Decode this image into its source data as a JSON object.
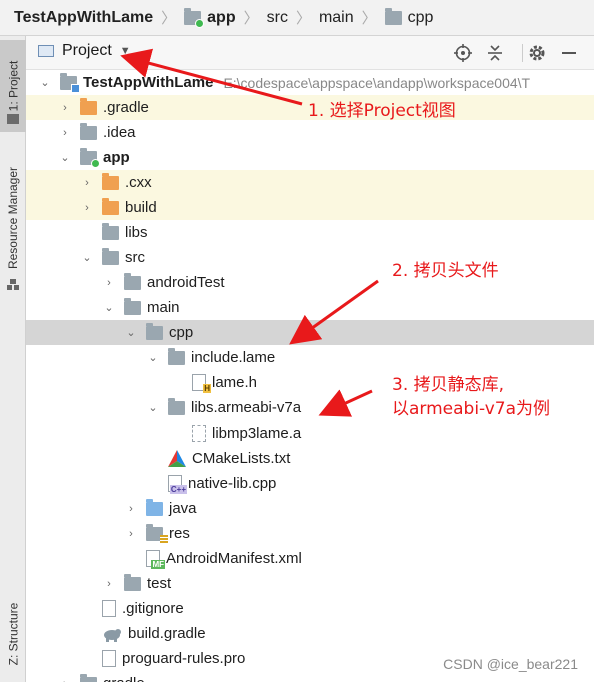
{
  "breadcrumb": [
    {
      "label": "TestAppWithLame",
      "bold": true,
      "icon": "module-folder-icon"
    },
    {
      "label": "app",
      "bold": true,
      "icon": "module-folder-icon"
    },
    {
      "label": "src"
    },
    {
      "label": "main"
    },
    {
      "label": "cpp",
      "icon": "folder-icon"
    }
  ],
  "side_tabs": {
    "project": "1: Project",
    "resource_manager": "Resource Manager",
    "structure": "Z: Structure"
  },
  "tool_window": {
    "title": "Project",
    "icons": [
      "locate-icon",
      "collapse-all-icon",
      "gear-icon",
      "minimize-icon"
    ]
  },
  "tree": {
    "root_name": "TestAppWithLame",
    "root_path": "E:\\codespace\\appspace\\andapp\\workspace004\\T",
    "gradle": ".gradle",
    "idea": ".idea",
    "app": "app",
    "cxx": ".cxx",
    "build_dir": "build",
    "libs": "libs",
    "src": "src",
    "android_test": "androidTest",
    "main": "main",
    "cpp": "cpp",
    "include_lame": "include.lame",
    "lame_h": "lame.h",
    "libs_armeabi": "libs.armeabi-v7a",
    "libmp3lame": "libmp3lame.a",
    "cmakelists": "CMakeLists.txt",
    "native_lib": "native-lib.cpp",
    "java": "java",
    "res": "res",
    "manifest": "AndroidManifest.xml",
    "test": "test",
    "gitignore": ".gitignore",
    "build_gradle": "build.gradle",
    "proguard": "proguard-rules.pro",
    "gradle_bottom": "gradle"
  },
  "badges": {
    "h": "H",
    "cpp": "C++",
    "mf": "MF"
  },
  "annotations": {
    "step1": "1. 选择Project视图",
    "step2": "2. 拷贝头文件",
    "step3_line1": "3. 拷贝静态库,",
    "step3_line2": "以armeabi-v7a为例"
  },
  "watermark": "CSDN @ice_bear221",
  "colors": {
    "annotation_red": "#e8191b",
    "selection_grey": "#d5d5d5",
    "excluded_yellow": "#fbf8e0",
    "folder_orange": "#f0a050",
    "folder_blue": "#7fb4e6"
  }
}
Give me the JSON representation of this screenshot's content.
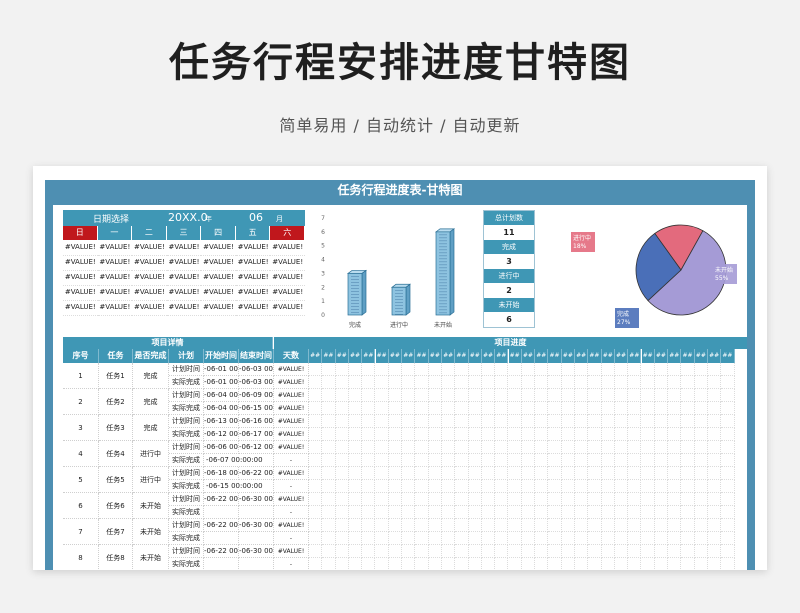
{
  "title": "任务行程安排进度甘特图",
  "subtitle": "简单易用 / 自动统计 / 自动更新",
  "sheet": {
    "title": "任务行程进度表-甘特图",
    "calendar": {
      "date_label": "日期选择",
      "year_value": "20XX.0",
      "year_unit": "年",
      "month_value": "06",
      "month_unit": "月",
      "weekdays": [
        "日",
        "一",
        "二",
        "三",
        "四",
        "五",
        "六"
      ],
      "cell_value": "#VALUE!",
      "rows": 5
    },
    "stats": {
      "items": [
        {
          "label": "总计划数",
          "value": "11"
        },
        {
          "label": "完成",
          "value": "3"
        },
        {
          "label": "进行中",
          "value": "2"
        },
        {
          "label": "未开始",
          "value": "6"
        }
      ]
    },
    "table": {
      "group_headers": {
        "details": "项目详情",
        "progress": "项目进度"
      },
      "columns": [
        "序号",
        "任务",
        "是否完成",
        "计划",
        "开始时间",
        "结束时间",
        "天数"
      ],
      "progress_col_label": "##",
      "progress_col_count": 32,
      "rows": [
        {
          "no": "1",
          "task": "任务1",
          "status": "完成",
          "plan_start": "-06-01 00:",
          "plan_end": "-06-03 00:",
          "plan_days": "#VALUE!",
          "act_start": "-06-01 00:",
          "act_end": "-06-03 00:",
          "act_days": "#VALUE!"
        },
        {
          "no": "2",
          "task": "任务2",
          "status": "完成",
          "plan_start": "-06-04 00:",
          "plan_end": "-06-09 00:",
          "plan_days": "#VALUE!",
          "act_start": "-06-04 00:",
          "act_end": "-06-15 00:",
          "act_days": "#VALUE!"
        },
        {
          "no": "3",
          "task": "任务3",
          "status": "完成",
          "plan_start": "-06-13 00:",
          "plan_end": "-06-16 00:",
          "plan_days": "#VALUE!",
          "act_start": "-06-12 00:",
          "act_end": "-06-17 00:",
          "act_days": "#VALUE!"
        },
        {
          "no": "4",
          "task": "任务4",
          "status": "进行中",
          "plan_start": "-06-06 00:",
          "plan_end": "-06-12 00:",
          "plan_days": "#VALUE!",
          "act_start": "-06-07 00:00:00",
          "act_end": "",
          "act_days": "-"
        },
        {
          "no": "5",
          "task": "任务5",
          "status": "进行中",
          "plan_start": "-06-18 00:",
          "plan_end": "-06-22 00:",
          "plan_days": "#VALUE!",
          "act_start": "-06-15 00:00:00",
          "act_end": "",
          "act_days": "-"
        },
        {
          "no": "6",
          "task": "任务6",
          "status": "未开始",
          "plan_start": "-06-22 00:",
          "plan_end": "-06-30 00:",
          "plan_days": "#VALUE!",
          "act_start": "",
          "act_end": "",
          "act_days": "-"
        },
        {
          "no": "7",
          "task": "任务7",
          "status": "未开始",
          "plan_start": "-06-22 00:",
          "plan_end": "-06-30 00:",
          "plan_days": "#VALUE!",
          "act_start": "",
          "act_end": "",
          "act_days": "-"
        },
        {
          "no": "8",
          "task": "任务8",
          "status": "未开始",
          "plan_start": "-06-22 00:",
          "plan_end": "-06-30 00:",
          "plan_days": "#VALUE!",
          "act_start": "",
          "act_end": "",
          "act_days": "-"
        }
      ],
      "plan_label": "计划时间",
      "actual_label": "实际完成"
    }
  },
  "chart_data": [
    {
      "type": "bar",
      "categories": [
        "完成",
        "进行中",
        "未开始"
      ],
      "values": [
        3,
        2,
        6
      ],
      "ylim": [
        0,
        7
      ],
      "yticks": [
        "0",
        "1",
        "2",
        "3",
        "4",
        "5",
        "6",
        "7"
      ],
      "colors": {
        "bar": "#8ec3e0",
        "bar_edge": "#2a6f95"
      }
    },
    {
      "type": "pie",
      "labels": [
        "进行中",
        "未开始",
        "完成"
      ],
      "values": [
        18,
        55,
        27
      ],
      "display": [
        "18%",
        "55%",
        "27%"
      ],
      "colors": [
        "#e36a7d",
        "#a59bd6",
        "#4a6fb8"
      ]
    }
  ]
}
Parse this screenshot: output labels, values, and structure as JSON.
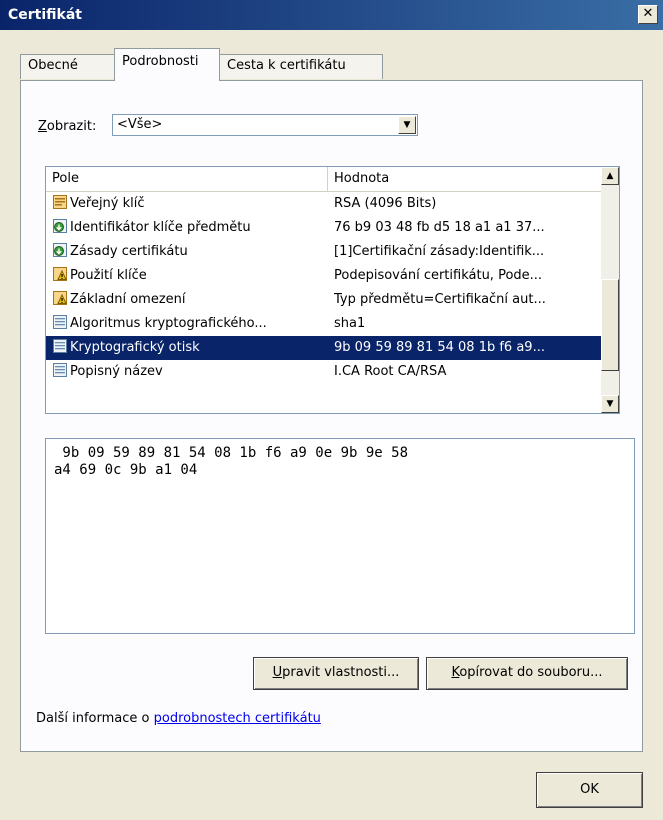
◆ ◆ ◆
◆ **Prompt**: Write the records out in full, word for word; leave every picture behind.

◆ **Solution to this task**:
Decode this image into its source data as a JSON object.
{
  "breadcrumb": [
    {
      "label": "TestAppWithLame",
      "bold": true,
      "icon": "module-folder-icon"
    },
    {
      "label": "app",
      "bold": true,
      "icon": "module-folder-icon"
    },
    {
      "label": "src"
    },
    {
      "label": "main"
    },
    {
      "label": "cpp",
      "icon": "folder-icon"
    }
  ],
  "side_tabs": {
    "project": "1: Project",
    "resource_manager": "Resource Manager",
    "structure": "Z: Structure"
  },
  "tool_window": {
    "title": "Project",
    "icons": [
      "locate-icon",
      "collapse-all-icon",
      "gear-icon",
      "minimize-icon"
    ]
  },
  "tree": {
    "root_name": "TestAppWithLame",
    "root_path": "E:\\codespace\\appspace\\andapp\\workspace004\\T",
    "gradle": ".gradle",
    "idea": ".idea",
    "app": "app",
    "cxx": ".cxx",
    "build_dir": "build",
    "libs": "libs",
    "src": "src",
    "android_test": "androidTest",
    "main": "main",
    "cpp": "cpp",
    "include_lame": "include.lame",
    "lame_h": "lame.h",
    "libs_armeabi": "libs.armeabi-v7a",
    "libmp3lame": "libmp3lame.a",
    "cmakelists": "CMakeLists.txt",
    "native_lib": "native-lib.cpp",
    "java": "java",
    "res": "res",
    "manifest": "AndroidManifest.xml",
    "test": "test",
    "gitignore": ".gitignore",
    "build_gradle": "build.gradle",
    "proguard": "proguard-rules.pro",
    "gradle_bottom": "gradle"
  },
  "badges": {
    "h": "H",
    "cpp": "C++",
    "mf": "MF"
  },
  "annotations": {
    "step1": "1. 选择Project视图",
    "step2": "2. 拷贝头文件",
    "step3_line1": "3. 拷贝静态库,",
    "step3_line2": "以armeabi-v7a为例"
  },
  "watermark": "CSDN @ice_bear221",
  "colors": {
    "annotation_red": "#e8191b",
    "selection_grey": "#d5d5d5",
    "excluded_yellow": "#fbf8e0",
    "folder_orange": "#f0a050",
    "folder_blue": "#7fb4e6"
  }
}
Give me the JSON representation of this screenshot's content.
{
  "title": "任务行程安排进度甘特图",
  "subtitle": "简单易用 / 自动统计 / 自动更新",
  "sheet": {
    "title": "任务行程进度表-甘特图",
    "calendar": {
      "date_label": "日期选择",
      "year_value": "20XX.0",
      "year_unit": "年",
      "month_value": "06",
      "month_unit": "月",
      "weekdays": [
        "日",
        "一",
        "二",
        "三",
        "四",
        "五",
        "六"
      ],
      "cell_value": "#VALUE!",
      "rows": 5
    },
    "stats": {
      "items": [
        {
          "label": "总计划数",
          "value": "11"
        },
        {
          "label": "完成",
          "value": "3"
        },
        {
          "label": "进行中",
          "value": "2"
        },
        {
          "label": "未开始",
          "value": "6"
        }
      ]
    },
    "table": {
      "group_headers": {
        "details": "项目详情",
        "progress": "项目进度"
      },
      "columns": [
        "序号",
        "任务",
        "是否完成",
        "计划",
        "开始时间",
        "结束时间",
        "天数"
      ],
      "progress_col_label": "##",
      "progress_col_count": 32,
      "rows": [
        {
          "no": "1",
          "task": "任务1",
          "status": "完成",
          "plan_start": "-06-01 00:",
          "plan_end": "-06-03 00:",
          "plan_days": "#VALUE!",
          "act_start": "-06-01 00:",
          "act_end": "-06-03 00:",
          "act_days": "#VALUE!"
        },
        {
          "no": "2",
          "task": "任务2",
          "status": "完成",
          "plan_start": "-06-04 00:",
          "plan_end": "-06-09 00:",
          "plan_days": "#VALUE!",
          "act_start": "-06-04 00:",
          "act_end": "-06-15 00:",
          "act_days": "#VALUE!"
        },
        {
          "no": "3",
          "task": "任务3",
          "status": "完成",
          "plan_start": "-06-13 00:",
          "plan_end": "-06-16 00:",
          "plan_days": "#VALUE!",
          "act_start": "-06-12 00:",
          "act_end": "-06-17 00:",
          "act_days": "#VALUE!"
        },
        {
          "no": "4",
          "task": "任务4",
          "status": "进行中",
          "plan_start": "-06-06 00:",
          "plan_end": "-06-12 00:",
          "plan_days": "#VALUE!",
          "act_start": "-06-07 00:00:00",
          "act_end": "",
          "act_days": "-"
        },
        {
          "no": "5",
          "task": "任务5",
          "status": "进行中",
          "plan_start": "-06-18 00:",
          "plan_end": "-06-22 00:",
          "plan_days": "#VALUE!",
          "act_start": "-06-15 00:00:00",
          "act_end": "",
          "act_days": "-"
        },
        {
          "no": "6",
          "task": "任务6",
          "status": "未开始",
          "plan_start": "-06-22 00:",
          "plan_end": "-06-30 00:",
          "plan_days": "#VALUE!",
          "act_start": "",
          "act_end": "",
          "act_days": "-"
        },
        {
          "no": "7",
          "task": "任务7",
          "status": "未开始",
          "plan_start": "-06-22 00:",
          "plan_end": "-06-30 00:",
          "plan_days": "#VALUE!",
          "act_start": "",
          "act_end": "",
          "act_days": "-"
        },
        {
          "no": "8",
          "task": "任务8",
          "status": "未开始",
          "plan_start": "-06-22 00:",
          "plan_end": "-06-30 00:",
          "plan_days": "#VALUE!",
          "act_start": "",
          "act_end": "",
          "act_days": "-"
        }
      ],
      "plan_label": "计划时间",
      "actual_label": "实际完成"
    }
  },
  "chart_data": [
    {
      "type": "bar",
      "categories": [
        "完成",
        "进行中",
        "未开始"
      ],
      "values": [
        3,
        2,
        6
      ],
      "ylim": [
        0,
        7
      ],
      "yticks": [
        "0",
        "1",
        "2",
        "3",
        "4",
        "5",
        "6",
        "7"
      ],
      "colors": {
        "bar": "#8ec3e0",
        "bar_edge": "#2a6f95"
      }
    },
    {
      "type": "pie",
      "labels": [
        "进行中",
        "未开始",
        "完成"
      ],
      "values": [
        18,
        55,
        27
      ],
      "display": [
        "18%",
        "55%",
        "27%"
      ],
      "colors": [
        "#e36a7d",
        "#a59bd6",
        "#4a6fb8"
      ]
    }
  ]
}
Parse this screenshot: output labels, values, and structure as JSON.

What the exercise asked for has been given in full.